*EXERCISE DESCRIPTION*. Isolate every line in the records below with "true" in it.
THE RECORDS section start
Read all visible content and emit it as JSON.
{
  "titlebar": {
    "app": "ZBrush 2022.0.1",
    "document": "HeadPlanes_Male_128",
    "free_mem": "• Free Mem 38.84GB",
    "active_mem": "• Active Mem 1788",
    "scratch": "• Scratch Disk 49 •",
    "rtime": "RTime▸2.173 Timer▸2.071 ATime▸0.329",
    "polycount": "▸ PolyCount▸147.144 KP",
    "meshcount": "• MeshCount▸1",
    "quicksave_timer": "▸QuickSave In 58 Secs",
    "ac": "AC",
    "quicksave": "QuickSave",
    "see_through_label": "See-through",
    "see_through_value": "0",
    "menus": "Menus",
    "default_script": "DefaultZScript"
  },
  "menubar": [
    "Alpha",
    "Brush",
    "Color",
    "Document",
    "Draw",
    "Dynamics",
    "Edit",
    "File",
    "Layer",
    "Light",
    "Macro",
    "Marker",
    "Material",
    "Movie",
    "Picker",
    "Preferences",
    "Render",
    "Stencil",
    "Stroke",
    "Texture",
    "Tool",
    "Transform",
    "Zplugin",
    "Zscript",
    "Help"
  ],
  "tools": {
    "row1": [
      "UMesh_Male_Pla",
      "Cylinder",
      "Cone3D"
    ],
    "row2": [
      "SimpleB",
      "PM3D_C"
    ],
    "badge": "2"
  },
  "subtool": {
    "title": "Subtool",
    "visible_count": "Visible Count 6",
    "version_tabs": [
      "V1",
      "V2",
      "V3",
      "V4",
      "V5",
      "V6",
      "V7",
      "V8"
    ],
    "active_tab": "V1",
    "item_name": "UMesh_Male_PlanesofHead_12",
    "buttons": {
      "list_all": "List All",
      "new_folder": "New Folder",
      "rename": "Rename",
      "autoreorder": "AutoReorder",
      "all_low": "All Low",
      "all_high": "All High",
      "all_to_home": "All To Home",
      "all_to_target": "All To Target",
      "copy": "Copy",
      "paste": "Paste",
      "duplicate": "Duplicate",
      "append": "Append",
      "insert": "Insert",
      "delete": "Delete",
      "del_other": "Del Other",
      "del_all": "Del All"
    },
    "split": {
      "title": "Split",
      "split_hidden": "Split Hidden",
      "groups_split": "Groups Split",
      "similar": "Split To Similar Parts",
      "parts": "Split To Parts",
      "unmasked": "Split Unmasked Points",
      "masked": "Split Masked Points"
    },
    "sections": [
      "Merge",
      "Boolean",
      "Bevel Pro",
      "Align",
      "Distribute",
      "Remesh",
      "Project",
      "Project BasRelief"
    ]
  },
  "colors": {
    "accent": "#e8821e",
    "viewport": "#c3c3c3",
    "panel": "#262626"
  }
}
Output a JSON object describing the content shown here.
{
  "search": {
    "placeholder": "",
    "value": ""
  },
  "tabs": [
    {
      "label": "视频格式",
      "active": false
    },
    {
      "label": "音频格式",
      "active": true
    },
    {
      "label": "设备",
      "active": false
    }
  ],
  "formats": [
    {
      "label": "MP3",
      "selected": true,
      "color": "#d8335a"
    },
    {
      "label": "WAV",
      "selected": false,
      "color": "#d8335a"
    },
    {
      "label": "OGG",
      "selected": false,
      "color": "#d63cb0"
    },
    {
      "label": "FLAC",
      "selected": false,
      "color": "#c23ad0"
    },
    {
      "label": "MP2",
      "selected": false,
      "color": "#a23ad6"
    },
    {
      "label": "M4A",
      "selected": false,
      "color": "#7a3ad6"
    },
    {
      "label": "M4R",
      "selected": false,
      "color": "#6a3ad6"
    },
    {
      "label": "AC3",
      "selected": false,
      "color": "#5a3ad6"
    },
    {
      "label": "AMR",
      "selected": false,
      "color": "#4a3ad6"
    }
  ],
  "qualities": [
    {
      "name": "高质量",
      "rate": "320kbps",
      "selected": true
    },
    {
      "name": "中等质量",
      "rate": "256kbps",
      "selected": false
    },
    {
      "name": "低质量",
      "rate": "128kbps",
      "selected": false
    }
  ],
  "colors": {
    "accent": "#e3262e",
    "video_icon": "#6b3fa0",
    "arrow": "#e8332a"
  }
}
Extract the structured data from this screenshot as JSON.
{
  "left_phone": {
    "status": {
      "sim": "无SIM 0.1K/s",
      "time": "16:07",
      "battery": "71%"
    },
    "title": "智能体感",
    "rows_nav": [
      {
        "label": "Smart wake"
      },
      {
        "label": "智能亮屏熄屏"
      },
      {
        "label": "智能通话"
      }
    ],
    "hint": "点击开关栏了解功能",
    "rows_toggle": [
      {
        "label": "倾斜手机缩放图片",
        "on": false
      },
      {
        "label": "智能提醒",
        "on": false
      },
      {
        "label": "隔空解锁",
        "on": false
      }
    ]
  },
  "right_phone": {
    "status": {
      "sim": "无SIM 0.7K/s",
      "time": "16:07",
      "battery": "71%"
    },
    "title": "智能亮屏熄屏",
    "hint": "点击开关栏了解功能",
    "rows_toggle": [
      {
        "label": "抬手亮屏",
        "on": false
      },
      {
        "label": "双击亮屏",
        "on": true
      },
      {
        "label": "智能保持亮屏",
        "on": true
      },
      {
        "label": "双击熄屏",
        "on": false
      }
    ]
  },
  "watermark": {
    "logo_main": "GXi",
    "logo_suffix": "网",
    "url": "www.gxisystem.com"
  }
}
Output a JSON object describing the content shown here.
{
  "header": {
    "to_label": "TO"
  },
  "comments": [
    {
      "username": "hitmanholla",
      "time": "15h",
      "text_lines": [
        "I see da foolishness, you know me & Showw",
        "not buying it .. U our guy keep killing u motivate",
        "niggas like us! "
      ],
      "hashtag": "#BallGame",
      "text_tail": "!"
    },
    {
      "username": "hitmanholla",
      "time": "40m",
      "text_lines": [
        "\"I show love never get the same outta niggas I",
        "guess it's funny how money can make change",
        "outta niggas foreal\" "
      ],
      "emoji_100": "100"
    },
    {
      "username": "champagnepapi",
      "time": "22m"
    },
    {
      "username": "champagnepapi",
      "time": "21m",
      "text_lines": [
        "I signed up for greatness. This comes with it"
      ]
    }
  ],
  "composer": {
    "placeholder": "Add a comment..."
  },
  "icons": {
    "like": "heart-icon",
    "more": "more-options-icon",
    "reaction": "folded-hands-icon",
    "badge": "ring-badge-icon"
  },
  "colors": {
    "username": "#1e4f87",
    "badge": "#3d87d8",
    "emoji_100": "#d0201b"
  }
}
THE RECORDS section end
*TASK OUTPUT*.
      "active": true
      "selected": true,
      "selected": true
        "on": true
        "on": true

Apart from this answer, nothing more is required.